Dir: Darren Lynn Bousman. US. 2006. 107mins.

Staying mostly faithful to the successful blueprintof its two earlier installments, while deepening the audience's connection withthe franchise's main character, Saw IIIis an adequate sequel that works well enough on its own terms. Saw aficionados should be satisfied bythe results, although the less fanatic will have to endure some shakyperformances and the diminishing returns of a once-clever premise.

The film, like the previoustwo, opened on the last weekend in October to take advantage of Halloween,bringing in an estimated $34m in the US. With no major genre competitionin sight, the Lionsgate release should enjoycomparable returns to 2004's Saw($55m domestic, $48m international) and last year's Saw II ($87m domestic, $57m international). As always with horrorfilms, holdover after the first weekend will be a major concern, but Lionsgate can look forward to brisk future DVD sales.

As a brain tumor leaves him atdeath's door, serial killer Jigsaw/John Kramer (Bell) and his assistant Amanda (Smith) kidnapa surgeon, Lynn (Soomekh), to help keep him alive,strapping a booby-trapped electrical collar around her neck that's linked tohis heart monitor. If his heart stops, the collar will explode, giving thedoctor ample incentive to treat his condition.

Meanwhile Jigsaw has alsocaptured Jeff (Angus Macfadyen), a bitter, suicidalman still mourning the death of his son in a car accident. Jeff must play oneof Jigsaw's elaborate puzzle games if he wants to escape the killer's compound.

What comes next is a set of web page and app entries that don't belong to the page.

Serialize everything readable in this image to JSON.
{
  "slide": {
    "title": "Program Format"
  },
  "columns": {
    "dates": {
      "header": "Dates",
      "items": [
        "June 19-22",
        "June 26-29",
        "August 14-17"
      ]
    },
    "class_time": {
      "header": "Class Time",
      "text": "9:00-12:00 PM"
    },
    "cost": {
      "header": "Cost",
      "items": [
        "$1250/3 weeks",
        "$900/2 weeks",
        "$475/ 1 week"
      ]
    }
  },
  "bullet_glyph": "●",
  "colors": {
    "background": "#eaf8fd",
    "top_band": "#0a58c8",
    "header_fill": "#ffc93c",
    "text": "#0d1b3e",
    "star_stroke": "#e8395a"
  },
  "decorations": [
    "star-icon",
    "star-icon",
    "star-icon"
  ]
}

In an era of uninspiredhorror remakes and ruthless splatter films, the Saw series boasts two unique elements: the killer's ingeniouslyconcocted games that test his captives' will to stay alive; and his twistedmotivation as a dying man who wants to "teach" his victims the importance ofappreciating the lives they've selfishly taken for granted.

Though hardly profound,these elements have given the films some emotional underpinnings andintelligence to go along with the du rigeur scenes of torture and carnage.

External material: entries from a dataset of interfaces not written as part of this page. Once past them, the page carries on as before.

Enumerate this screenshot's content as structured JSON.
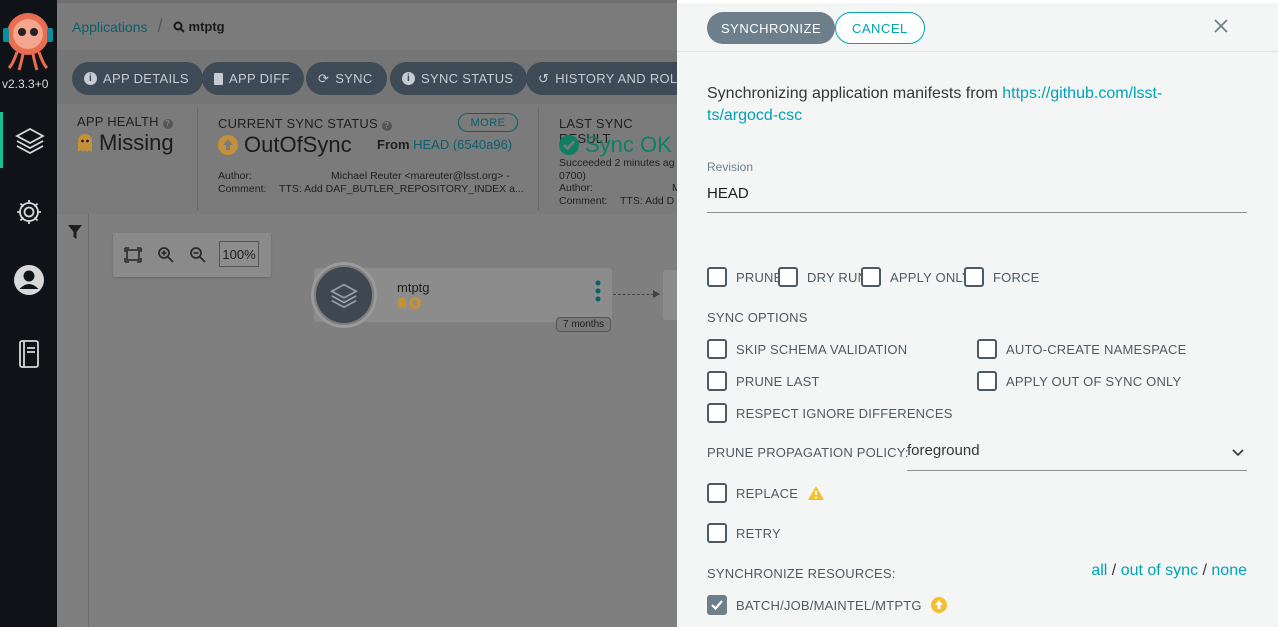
{
  "sidebar": {
    "version": "v2.3.3+0",
    "items": [
      {
        "name": "applications",
        "icon": "layers-icon"
      },
      {
        "name": "settings",
        "icon": "gear-icon"
      },
      {
        "name": "user-info",
        "icon": "user-icon"
      },
      {
        "name": "documentation",
        "icon": "book-icon"
      }
    ]
  },
  "breadcrumb": {
    "root": "Applications",
    "separator": "/",
    "current": "mtptg"
  },
  "toolbar": {
    "app_details": "APP DETAILS",
    "app_diff": "APP DIFF",
    "sync": "SYNC",
    "sync_status": "SYNC STATUS",
    "history": "HISTORY AND ROLLBACK"
  },
  "status": {
    "app_health_label": "APP HEALTH",
    "app_health_value": "Missing",
    "sync_status_label": "CURRENT SYNC STATUS",
    "sync_status_value": "OutOfSync",
    "more": "MORE",
    "from_label": "From",
    "from_value": "HEAD (6540a96)",
    "author_label": "Author:",
    "author_value": "Michael Reuter <mareuter@lsst.org> -",
    "comment_label": "Comment:",
    "comment_value": "TTS: Add DAF_BUTLER_REPOSITORY_INDEX a...",
    "last_sync_label": "LAST SYNC RESULT",
    "last_sync_value": "Sync OK",
    "last_sync_detail": "Succeeded 2 minutes ag",
    "last_sync_detail2": "0700)",
    "last_author_label": "Author:",
    "last_author_value": "M",
    "last_comment_label": "Comment:",
    "last_comment_value": "TTS: Add D"
  },
  "canvas": {
    "zoom_level": "100%",
    "node_name": "mtptg",
    "node_age": "7 months"
  },
  "panel": {
    "synchronize_button": "SYNCHRONIZE",
    "cancel_button": "CANCEL",
    "intro_text": "Synchronizing application manifests from ",
    "repo_url": "https://github.com/lsst-ts/argocd-csc",
    "revision_label": "Revision",
    "revision_value": "HEAD",
    "options": {
      "prune": "PRUNE",
      "dry_run": "DRY RUN",
      "apply_only": "APPLY ONLY",
      "force": "FORCE"
    },
    "sync_options_label": "SYNC OPTIONS",
    "sync_options": {
      "skip_schema": "SKIP SCHEMA VALIDATION",
      "auto_create_ns": "AUTO-CREATE NAMESPACE",
      "prune_last": "PRUNE LAST",
      "apply_out_of_sync": "APPLY OUT OF SYNC ONLY",
      "respect_ignore": "RESPECT IGNORE DIFFERENCES"
    },
    "prune_policy_label": "PRUNE PROPAGATION POLICY:",
    "prune_policy_value": "foreground",
    "replace": "REPLACE",
    "retry": "RETRY",
    "sync_resources_label": "SYNCHRONIZE RESOURCES:",
    "res_all": "all",
    "res_out_of_sync": "out of sync",
    "res_none": "none",
    "res_sep": " / ",
    "resource": {
      "name": "BATCH/JOB/MAINTEL/MTPTG",
      "checked": true
    }
  },
  "colors": {
    "accent": "#00a2b3",
    "out_of_sync": "#f4c030",
    "sync_ok": "#18be94",
    "warning": "#f4c030"
  }
}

Film-maker Darren Lynn Bousman, who also directed Saw II, maintains a dark and vile atmosphere throughout, focusingon the horror and not the performances. However, since the new film seeks tosolidify the bond between Jigsaw and his unstable, co-dependent protege Amanda,Saw III requires a deeper resonancethan its predecessors for it to be effective.

But while Tobin Bellcontinues to be this trilogy's heart and soul - giving Jigsaw a dignifiedmenace without a trace of ham - Shawnee Smith's overly hysterical turn asAmanda makes her insufferable.

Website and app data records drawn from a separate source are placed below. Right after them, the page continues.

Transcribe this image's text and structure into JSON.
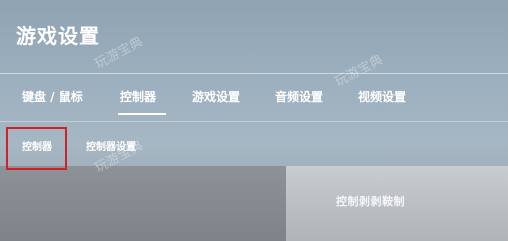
{
  "header": {
    "title": "游戏设置"
  },
  "tabs": [
    {
      "label": "键盘 / 鼠标"
    },
    {
      "label": "控制器"
    },
    {
      "label": "游戏设置"
    },
    {
      "label": "音频设置"
    },
    {
      "label": "视频设置"
    }
  ],
  "active_tab": "控制器",
  "subtabs": [
    {
      "label": "控制器"
    },
    {
      "label": "控制器设置"
    }
  ],
  "active_subtab": "控制器",
  "content": {
    "right_label": "控制剥剥鞍制"
  },
  "watermark": "玩游宝典",
  "colors": {
    "highlight_border": "#d0202a",
    "text": "#ffffff"
  }
}
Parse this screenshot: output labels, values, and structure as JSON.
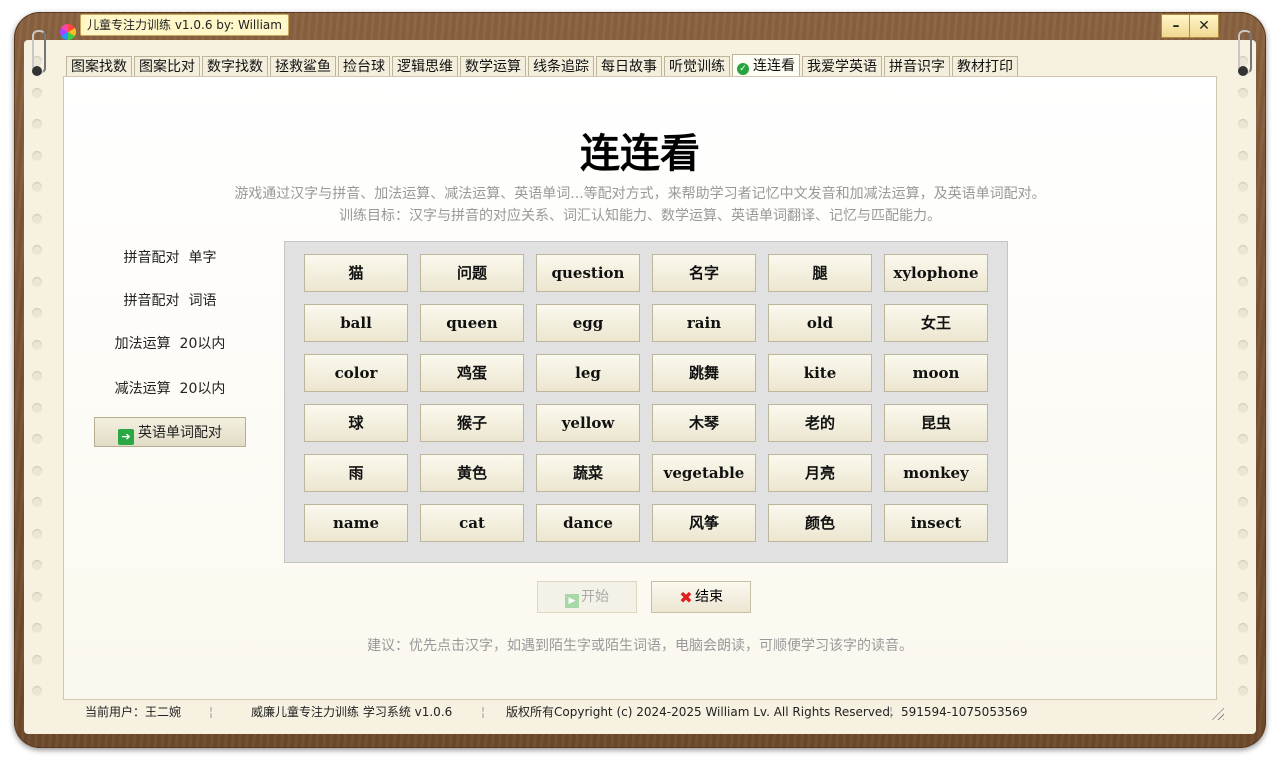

An unspoken irony about the Saw films is that despite his cruelinstruments of torment, Jigsaw's elevated consciousness ultimately makes himmore civilised and humane than his petty, ungratefulvictims, and that reality certainly comes through in the acting - you'd ratherspend time with him than with any of the screaming, swearing one-note cipherscaught in his web.

Much like the Mission: Impossible movies with their constantneed to outdo previous installments' action sequences, Saw III strains to top the franchise's earlier puzzle traps. Moreinterested in the Jigsaw-Amanda relationship - not to mention the surgeon'sefforts to save Jigsaw's life - Bousman andscreenwriter Leigh Whannell (who has written allthree films) don't put their full energy into Jeff's "game".

Indeed, for the majority ofthe running time, Jeff's subplot is the film's least interesting section,playing out as a repetitive, obvious test of whether or not he can finallyforgive those who allowed his son to die and end his quest to avenge thekilling.

Fans of the first twoinstallments have come to expect a third-act twist that brings together thedisparate plot strands, and Saw III's iscraftily done, although as with Jeff's game it's not nearly as much fun as inthe earlier movies. While the Sawseries has cemented its reputation on the merits of its maniacally gruesomeambiance, the well-established plot elements - and Bell's dependably strong performance thatanchors the movies - give the franchise an almost comfortable familiarity.

For those who have made a Saw screening part of their annualHalloween tradition, the enjoyment of the frighteningly unexpected might meanless at this point than the limited pleasures of the reliably predictable.

Twisted Pictures

US distribution

International sales

Daniel Jason Heffner
James Wan
Leigh Whannell
Stacey Testro
Peter Block
Jason Constantine

Gregg Hoffman
Oren Koules
Mark Burg

Leigh Whannell
from a story by Leigh Whannell and James Wan

David A Armstrong

Kevin Greutert

Production design
David Hackl

Charlie Clouser

Main cast
Tobin Bell
Shawnee Smith
Angus Macfadyen
Bahar Soomekh
Dina Meyer